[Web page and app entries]
>>>
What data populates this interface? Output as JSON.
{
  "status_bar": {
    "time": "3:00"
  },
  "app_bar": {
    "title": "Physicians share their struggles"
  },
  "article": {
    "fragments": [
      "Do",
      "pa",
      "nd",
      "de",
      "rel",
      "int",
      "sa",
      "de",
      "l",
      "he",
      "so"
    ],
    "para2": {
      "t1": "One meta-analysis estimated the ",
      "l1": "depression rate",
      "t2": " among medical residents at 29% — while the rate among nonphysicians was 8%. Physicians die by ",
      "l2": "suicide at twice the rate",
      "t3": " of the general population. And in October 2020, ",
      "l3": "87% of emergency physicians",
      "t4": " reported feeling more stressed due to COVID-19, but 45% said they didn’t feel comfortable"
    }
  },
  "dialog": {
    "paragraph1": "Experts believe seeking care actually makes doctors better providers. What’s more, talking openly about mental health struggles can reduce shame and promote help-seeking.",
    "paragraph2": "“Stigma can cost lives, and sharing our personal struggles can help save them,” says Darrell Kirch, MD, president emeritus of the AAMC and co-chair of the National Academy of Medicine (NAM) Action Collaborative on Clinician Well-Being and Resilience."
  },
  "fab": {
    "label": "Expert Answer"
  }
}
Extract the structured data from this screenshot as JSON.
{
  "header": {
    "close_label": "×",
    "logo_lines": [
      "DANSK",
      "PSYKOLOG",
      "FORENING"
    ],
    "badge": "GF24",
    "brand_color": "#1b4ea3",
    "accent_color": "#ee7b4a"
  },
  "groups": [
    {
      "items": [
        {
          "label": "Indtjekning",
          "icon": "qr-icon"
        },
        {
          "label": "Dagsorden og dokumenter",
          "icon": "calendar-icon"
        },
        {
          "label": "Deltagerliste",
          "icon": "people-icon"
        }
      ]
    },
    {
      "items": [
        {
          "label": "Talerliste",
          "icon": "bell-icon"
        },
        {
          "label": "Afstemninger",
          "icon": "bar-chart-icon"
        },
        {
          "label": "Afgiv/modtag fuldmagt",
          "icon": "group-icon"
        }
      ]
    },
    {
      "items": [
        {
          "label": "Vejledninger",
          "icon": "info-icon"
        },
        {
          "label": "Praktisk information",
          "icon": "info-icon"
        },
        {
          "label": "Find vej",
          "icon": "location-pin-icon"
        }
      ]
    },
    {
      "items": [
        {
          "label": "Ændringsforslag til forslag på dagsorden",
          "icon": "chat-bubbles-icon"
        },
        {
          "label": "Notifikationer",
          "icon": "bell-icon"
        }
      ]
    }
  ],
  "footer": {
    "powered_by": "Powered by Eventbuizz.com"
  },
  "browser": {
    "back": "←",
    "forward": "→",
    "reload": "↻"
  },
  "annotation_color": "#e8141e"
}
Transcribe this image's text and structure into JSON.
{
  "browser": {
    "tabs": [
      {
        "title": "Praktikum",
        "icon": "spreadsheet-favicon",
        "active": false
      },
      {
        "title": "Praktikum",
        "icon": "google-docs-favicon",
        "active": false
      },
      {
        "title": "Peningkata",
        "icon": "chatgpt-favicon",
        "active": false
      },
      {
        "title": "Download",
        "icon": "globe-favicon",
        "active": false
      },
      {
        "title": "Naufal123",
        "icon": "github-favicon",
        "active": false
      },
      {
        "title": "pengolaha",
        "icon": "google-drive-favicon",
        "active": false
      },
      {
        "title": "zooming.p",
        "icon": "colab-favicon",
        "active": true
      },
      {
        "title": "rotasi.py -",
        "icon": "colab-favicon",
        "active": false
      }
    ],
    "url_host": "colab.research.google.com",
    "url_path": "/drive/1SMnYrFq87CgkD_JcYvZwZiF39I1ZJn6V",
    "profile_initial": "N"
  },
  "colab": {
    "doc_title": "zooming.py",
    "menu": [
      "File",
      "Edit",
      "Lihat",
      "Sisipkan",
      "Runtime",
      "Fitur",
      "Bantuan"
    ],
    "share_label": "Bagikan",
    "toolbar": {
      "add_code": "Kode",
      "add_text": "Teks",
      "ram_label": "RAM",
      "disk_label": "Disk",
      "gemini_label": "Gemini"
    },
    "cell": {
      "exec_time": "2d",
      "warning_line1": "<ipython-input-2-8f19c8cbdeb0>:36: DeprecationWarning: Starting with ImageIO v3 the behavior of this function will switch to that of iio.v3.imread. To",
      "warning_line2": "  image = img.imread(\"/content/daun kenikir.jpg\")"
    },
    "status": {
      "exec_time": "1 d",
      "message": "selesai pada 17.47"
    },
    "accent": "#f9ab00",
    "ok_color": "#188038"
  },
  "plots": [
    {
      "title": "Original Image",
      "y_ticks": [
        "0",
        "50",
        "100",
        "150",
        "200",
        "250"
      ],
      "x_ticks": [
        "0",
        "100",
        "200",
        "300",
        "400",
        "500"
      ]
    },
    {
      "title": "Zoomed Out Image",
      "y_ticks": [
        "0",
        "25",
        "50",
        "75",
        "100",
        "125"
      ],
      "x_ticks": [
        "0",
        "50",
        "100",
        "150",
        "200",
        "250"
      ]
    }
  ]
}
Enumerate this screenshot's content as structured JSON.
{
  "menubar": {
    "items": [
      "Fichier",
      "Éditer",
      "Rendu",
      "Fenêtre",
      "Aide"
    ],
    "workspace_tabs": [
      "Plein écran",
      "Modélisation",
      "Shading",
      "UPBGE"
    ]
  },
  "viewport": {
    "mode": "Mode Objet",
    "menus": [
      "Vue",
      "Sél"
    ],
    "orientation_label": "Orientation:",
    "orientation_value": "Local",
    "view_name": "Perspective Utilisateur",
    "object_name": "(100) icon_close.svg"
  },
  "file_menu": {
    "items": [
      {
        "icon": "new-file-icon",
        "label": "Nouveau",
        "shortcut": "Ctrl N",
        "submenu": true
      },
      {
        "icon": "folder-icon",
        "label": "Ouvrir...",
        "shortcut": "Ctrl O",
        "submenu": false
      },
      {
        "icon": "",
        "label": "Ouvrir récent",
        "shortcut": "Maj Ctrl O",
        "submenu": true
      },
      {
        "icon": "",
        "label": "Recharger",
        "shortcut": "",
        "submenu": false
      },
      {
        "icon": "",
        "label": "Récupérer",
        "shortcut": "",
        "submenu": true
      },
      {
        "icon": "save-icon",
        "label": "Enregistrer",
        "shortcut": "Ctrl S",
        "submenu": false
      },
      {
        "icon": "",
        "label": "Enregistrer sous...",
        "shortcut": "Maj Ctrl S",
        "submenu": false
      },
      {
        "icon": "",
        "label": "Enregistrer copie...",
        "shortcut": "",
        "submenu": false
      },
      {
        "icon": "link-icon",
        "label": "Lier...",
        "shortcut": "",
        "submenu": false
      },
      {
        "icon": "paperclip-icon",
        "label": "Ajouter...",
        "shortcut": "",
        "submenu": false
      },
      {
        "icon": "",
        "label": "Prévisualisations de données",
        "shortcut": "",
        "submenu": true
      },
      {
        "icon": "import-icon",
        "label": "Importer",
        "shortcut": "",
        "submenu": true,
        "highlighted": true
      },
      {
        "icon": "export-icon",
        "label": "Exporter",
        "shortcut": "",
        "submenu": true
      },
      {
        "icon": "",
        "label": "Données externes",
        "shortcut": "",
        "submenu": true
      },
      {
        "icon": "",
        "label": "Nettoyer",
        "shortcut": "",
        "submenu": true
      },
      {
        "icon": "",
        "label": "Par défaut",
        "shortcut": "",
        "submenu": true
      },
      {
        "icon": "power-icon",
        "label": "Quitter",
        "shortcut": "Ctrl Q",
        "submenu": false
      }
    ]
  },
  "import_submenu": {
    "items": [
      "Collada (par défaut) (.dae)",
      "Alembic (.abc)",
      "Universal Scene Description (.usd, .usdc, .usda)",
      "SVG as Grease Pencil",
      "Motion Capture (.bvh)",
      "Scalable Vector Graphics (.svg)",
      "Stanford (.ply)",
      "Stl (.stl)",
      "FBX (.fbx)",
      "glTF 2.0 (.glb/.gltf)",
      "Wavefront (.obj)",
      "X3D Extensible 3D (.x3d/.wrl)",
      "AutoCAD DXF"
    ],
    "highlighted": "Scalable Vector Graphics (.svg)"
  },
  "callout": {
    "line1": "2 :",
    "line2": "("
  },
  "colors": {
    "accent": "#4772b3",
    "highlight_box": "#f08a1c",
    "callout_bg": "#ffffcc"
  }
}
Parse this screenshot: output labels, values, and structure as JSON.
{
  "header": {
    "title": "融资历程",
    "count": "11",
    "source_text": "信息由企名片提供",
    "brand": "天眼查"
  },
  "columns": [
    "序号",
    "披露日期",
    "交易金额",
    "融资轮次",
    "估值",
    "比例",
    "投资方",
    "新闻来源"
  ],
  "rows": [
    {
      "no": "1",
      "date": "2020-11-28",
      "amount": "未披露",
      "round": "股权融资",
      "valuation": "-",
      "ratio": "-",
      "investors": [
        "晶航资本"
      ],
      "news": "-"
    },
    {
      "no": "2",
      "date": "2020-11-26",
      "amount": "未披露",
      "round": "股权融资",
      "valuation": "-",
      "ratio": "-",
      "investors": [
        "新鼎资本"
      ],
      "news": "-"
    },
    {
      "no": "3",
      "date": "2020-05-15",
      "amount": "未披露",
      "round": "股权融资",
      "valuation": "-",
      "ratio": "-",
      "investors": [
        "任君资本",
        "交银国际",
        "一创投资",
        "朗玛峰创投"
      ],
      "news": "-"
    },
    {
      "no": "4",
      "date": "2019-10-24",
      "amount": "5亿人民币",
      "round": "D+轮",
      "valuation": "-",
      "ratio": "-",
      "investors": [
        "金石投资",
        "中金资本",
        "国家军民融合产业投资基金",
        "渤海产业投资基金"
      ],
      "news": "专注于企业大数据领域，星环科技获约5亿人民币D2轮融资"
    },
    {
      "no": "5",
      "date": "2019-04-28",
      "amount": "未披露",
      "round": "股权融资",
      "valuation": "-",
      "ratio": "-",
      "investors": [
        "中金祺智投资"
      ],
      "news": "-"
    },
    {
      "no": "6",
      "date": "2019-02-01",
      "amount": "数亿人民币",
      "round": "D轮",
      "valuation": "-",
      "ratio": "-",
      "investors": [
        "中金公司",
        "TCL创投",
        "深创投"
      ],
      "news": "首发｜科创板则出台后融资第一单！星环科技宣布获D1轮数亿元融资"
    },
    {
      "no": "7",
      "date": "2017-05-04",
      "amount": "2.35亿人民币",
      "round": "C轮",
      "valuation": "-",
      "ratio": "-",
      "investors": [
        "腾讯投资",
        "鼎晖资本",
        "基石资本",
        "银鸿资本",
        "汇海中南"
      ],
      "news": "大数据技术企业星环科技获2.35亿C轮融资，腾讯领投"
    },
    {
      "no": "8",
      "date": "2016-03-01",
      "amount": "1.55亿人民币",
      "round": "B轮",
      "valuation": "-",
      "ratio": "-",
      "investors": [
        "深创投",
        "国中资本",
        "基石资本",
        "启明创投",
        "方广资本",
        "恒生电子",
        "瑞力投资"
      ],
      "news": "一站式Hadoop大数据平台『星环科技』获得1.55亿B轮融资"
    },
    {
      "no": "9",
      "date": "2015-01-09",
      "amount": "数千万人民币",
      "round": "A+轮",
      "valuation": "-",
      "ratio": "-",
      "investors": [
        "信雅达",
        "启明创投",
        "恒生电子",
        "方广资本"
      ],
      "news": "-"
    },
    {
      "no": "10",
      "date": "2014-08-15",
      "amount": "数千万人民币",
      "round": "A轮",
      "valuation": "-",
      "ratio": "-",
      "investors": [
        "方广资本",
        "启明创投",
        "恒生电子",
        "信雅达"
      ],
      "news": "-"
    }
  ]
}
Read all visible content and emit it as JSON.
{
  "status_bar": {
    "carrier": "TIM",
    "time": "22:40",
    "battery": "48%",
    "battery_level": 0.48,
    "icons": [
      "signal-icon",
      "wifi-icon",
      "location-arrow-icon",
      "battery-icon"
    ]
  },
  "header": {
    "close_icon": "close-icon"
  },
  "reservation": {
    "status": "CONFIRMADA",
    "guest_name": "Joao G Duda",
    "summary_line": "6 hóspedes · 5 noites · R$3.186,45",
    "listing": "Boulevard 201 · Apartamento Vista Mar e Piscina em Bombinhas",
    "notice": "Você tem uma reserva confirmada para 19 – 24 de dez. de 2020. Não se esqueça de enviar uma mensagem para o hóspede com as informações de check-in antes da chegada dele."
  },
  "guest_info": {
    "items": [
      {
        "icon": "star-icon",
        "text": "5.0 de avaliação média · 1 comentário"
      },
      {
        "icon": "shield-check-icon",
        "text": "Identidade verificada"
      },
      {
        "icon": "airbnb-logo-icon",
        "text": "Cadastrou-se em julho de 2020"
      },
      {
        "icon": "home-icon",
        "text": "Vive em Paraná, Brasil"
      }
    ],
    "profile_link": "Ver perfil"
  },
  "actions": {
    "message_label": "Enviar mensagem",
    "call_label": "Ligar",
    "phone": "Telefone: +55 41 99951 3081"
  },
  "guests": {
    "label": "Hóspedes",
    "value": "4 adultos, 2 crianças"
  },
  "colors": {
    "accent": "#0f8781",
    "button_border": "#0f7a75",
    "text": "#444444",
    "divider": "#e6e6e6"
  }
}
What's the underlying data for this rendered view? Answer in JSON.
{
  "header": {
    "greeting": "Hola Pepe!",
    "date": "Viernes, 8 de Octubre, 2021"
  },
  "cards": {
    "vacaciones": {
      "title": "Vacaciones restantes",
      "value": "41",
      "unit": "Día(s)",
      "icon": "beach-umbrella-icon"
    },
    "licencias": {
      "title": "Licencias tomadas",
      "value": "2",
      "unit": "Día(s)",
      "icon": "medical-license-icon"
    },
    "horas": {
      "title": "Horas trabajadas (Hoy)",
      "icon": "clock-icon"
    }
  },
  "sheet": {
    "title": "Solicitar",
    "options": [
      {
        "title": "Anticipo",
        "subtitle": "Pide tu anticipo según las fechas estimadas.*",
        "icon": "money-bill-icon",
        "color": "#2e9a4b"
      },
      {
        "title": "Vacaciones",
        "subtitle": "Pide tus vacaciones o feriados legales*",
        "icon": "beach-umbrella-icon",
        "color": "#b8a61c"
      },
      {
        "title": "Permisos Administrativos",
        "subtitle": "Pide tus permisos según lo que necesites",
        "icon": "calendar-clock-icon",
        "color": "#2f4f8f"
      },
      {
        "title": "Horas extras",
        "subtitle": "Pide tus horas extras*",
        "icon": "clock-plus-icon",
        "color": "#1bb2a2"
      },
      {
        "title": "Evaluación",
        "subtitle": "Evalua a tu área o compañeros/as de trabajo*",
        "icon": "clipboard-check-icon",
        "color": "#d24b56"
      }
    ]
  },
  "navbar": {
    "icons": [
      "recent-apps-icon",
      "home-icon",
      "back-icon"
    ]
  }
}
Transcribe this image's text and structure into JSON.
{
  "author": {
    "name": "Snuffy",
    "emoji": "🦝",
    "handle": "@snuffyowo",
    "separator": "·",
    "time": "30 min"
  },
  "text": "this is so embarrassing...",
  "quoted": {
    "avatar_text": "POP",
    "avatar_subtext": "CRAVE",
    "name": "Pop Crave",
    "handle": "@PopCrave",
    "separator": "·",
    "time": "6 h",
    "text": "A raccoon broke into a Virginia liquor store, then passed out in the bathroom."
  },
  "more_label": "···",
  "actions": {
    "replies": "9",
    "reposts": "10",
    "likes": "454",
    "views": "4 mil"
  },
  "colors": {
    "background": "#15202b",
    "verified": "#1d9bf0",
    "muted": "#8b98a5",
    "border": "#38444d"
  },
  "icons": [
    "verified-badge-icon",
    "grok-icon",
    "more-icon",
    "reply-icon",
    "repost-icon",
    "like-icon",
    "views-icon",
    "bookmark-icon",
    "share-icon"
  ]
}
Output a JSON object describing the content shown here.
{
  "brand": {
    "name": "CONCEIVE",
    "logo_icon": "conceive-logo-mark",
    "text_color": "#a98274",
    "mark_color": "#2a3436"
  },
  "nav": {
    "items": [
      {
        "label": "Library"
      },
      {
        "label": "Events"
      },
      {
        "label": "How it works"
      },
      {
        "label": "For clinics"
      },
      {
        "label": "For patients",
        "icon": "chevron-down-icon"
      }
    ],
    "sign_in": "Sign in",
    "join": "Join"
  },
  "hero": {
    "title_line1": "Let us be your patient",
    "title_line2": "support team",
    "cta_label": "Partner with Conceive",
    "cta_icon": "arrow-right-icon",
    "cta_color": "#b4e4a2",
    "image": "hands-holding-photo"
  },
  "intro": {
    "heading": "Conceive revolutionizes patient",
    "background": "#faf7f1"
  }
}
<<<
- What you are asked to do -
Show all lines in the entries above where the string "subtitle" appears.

- Output of the task -
        "subtitle": "Pide tu anticipo según las fechas estimadas.*",
        "subtitle": "Pide tus vacaciones o feriados legales*",
        "subtitle": "Pide tus permisos según lo que necesites",
        "subtitle": "Pide tus horas extras*",
        "subtitle": "Evalua a tu área o compañeros/as de trabajo*",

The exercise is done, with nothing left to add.